Show all the lines in the data below that include the word "date".

- **EXERCISE DATA**:
----------------------------------------
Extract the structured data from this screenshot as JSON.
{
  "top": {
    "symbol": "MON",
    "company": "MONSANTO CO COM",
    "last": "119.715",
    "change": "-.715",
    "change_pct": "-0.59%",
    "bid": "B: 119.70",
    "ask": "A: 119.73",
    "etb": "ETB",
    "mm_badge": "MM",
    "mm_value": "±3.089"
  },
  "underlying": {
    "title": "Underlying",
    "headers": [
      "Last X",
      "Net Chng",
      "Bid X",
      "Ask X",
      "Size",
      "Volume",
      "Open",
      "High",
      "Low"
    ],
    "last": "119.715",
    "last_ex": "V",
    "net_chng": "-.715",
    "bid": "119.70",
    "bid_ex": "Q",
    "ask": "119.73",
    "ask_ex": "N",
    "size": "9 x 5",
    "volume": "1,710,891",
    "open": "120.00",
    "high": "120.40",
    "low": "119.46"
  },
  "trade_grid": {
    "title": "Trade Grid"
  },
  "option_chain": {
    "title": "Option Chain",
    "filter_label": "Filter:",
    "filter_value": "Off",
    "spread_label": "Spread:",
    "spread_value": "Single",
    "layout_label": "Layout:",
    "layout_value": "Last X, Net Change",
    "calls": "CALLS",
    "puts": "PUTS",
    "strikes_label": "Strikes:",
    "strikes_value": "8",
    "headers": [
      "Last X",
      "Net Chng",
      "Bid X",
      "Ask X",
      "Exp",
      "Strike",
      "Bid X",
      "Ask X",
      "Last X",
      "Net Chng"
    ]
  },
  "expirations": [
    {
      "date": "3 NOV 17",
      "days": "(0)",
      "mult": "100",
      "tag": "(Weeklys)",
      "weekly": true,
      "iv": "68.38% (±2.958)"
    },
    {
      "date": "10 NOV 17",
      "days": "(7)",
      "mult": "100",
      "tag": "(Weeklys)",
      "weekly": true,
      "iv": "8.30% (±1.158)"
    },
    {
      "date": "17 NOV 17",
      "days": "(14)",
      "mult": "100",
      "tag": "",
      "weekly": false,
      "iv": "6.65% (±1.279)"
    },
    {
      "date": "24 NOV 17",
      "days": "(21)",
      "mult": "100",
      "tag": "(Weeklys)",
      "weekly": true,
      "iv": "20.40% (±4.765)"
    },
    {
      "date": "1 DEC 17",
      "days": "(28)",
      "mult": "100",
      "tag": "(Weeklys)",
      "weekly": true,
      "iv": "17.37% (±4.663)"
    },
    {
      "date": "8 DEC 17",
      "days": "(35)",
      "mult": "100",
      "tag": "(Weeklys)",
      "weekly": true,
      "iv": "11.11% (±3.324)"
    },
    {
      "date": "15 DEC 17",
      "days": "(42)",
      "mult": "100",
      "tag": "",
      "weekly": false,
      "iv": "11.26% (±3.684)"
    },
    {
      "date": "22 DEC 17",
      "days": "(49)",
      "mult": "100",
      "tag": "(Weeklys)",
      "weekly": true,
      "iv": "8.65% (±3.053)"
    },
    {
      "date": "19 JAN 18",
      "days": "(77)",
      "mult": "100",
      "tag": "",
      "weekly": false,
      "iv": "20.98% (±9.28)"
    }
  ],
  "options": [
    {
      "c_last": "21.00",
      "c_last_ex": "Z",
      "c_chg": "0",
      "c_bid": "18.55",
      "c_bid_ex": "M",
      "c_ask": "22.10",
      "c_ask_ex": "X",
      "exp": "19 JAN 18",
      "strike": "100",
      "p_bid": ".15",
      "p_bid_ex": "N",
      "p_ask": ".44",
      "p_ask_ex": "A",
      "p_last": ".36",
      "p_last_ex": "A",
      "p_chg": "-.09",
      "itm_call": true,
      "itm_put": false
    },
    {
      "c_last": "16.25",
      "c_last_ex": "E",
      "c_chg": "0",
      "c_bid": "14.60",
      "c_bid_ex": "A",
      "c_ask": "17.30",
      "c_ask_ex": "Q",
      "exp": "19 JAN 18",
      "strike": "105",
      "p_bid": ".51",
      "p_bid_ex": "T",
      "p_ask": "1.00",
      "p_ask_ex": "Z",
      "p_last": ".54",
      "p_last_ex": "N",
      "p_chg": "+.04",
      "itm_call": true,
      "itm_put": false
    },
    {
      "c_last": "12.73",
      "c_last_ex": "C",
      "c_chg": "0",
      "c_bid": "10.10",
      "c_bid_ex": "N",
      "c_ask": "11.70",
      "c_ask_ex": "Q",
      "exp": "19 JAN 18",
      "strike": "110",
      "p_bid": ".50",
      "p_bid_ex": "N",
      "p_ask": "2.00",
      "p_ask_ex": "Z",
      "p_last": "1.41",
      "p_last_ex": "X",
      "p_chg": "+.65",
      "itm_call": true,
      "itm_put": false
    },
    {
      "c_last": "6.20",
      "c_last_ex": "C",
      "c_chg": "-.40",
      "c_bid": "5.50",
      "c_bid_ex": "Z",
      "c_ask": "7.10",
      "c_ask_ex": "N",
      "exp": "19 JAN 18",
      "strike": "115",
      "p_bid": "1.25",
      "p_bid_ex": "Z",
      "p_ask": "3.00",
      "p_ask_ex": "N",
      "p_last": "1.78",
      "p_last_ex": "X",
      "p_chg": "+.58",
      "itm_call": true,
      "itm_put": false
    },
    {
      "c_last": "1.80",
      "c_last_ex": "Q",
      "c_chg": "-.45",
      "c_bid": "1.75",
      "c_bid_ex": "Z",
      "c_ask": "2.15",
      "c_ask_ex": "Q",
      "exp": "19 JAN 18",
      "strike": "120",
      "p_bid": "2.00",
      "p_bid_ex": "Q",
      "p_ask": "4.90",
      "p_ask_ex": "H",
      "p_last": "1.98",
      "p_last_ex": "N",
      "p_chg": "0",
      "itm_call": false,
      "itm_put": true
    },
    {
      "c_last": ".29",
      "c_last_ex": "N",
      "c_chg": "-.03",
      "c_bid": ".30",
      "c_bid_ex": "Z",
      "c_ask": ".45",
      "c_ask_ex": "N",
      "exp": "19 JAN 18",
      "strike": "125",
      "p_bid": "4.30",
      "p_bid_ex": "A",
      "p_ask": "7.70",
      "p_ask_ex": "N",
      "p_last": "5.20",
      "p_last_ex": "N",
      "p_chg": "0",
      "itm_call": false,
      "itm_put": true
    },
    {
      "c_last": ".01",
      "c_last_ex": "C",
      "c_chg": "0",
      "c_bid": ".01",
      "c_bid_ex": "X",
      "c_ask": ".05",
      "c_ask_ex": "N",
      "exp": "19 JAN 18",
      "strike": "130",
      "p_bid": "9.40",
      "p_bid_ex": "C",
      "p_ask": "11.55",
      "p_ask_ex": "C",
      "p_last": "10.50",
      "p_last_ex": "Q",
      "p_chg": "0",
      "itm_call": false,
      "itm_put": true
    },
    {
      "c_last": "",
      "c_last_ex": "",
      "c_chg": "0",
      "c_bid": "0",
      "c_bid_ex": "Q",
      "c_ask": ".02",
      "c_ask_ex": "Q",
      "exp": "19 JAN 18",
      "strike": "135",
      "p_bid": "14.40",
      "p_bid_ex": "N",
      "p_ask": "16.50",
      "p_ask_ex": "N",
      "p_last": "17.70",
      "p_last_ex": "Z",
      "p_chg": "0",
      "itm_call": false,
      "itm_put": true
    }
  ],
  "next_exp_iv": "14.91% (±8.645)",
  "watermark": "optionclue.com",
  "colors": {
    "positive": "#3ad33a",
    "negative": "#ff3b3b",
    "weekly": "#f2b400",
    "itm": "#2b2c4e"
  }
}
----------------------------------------
- **RESPONSE TO THIS TASK**:
      "date": "3 NOV 17",
      "date": "10 NOV 17",
      "date": "17 NOV 17",
      "date": "24 NOV 17",
      "date": "1 DEC 17",
      "date": "8 DEC 17",
      "date": "15 DEC 17",
      "date": "22 DEC 17",
      "date": "19 JAN 18",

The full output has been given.